Problem to work on: In the records, find every line with the word "units" and copy it out.

(Study material begins)

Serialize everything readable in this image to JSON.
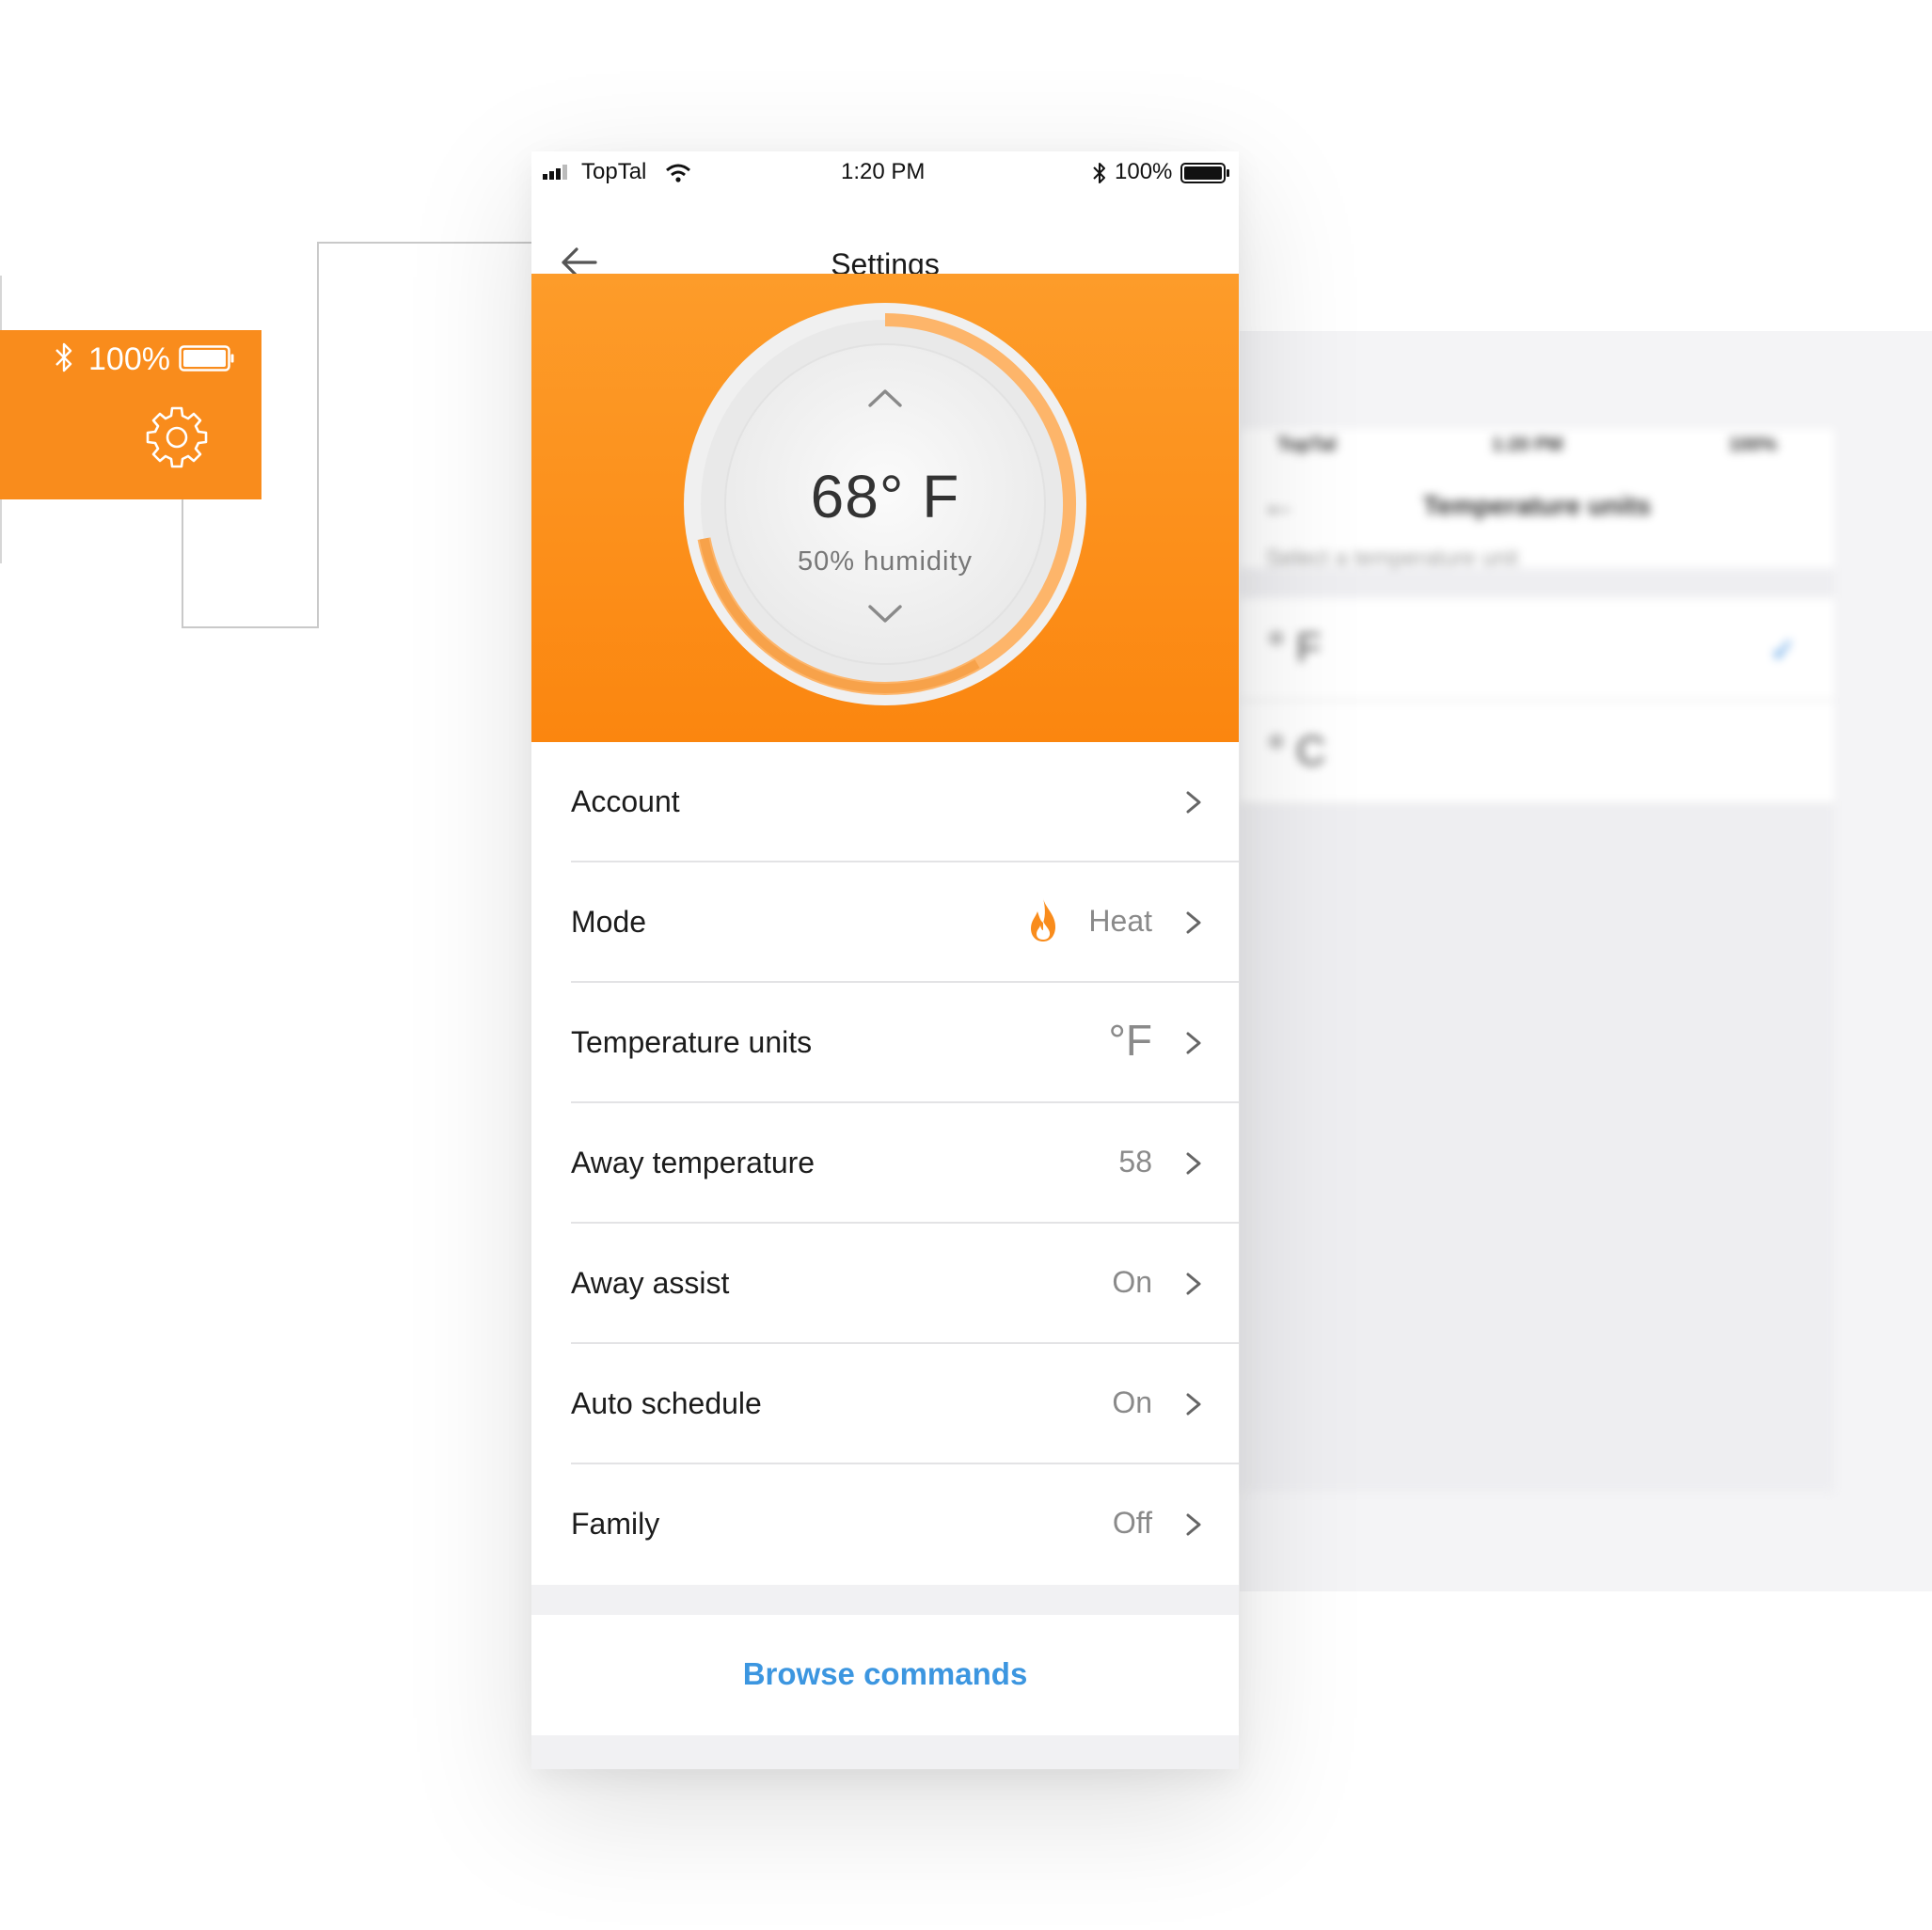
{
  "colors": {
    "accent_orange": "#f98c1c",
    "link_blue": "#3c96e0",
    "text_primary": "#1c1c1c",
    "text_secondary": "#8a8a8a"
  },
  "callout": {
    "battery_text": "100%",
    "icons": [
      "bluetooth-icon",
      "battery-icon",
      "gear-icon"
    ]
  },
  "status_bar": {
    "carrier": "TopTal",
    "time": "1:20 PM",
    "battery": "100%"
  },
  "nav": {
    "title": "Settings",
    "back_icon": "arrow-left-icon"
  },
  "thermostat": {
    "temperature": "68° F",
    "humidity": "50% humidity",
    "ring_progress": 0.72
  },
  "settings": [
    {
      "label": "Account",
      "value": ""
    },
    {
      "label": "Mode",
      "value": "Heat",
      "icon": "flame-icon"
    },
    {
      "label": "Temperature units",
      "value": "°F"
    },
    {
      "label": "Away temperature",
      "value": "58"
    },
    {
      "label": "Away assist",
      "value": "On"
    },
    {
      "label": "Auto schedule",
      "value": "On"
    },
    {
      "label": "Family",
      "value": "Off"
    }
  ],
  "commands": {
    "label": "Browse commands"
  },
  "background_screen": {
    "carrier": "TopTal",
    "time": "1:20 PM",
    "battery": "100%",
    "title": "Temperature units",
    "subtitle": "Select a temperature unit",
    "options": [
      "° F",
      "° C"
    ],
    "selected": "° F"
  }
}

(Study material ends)

Solution to this exercise:
      "label": "Temperature units",
    "title": "Temperature units",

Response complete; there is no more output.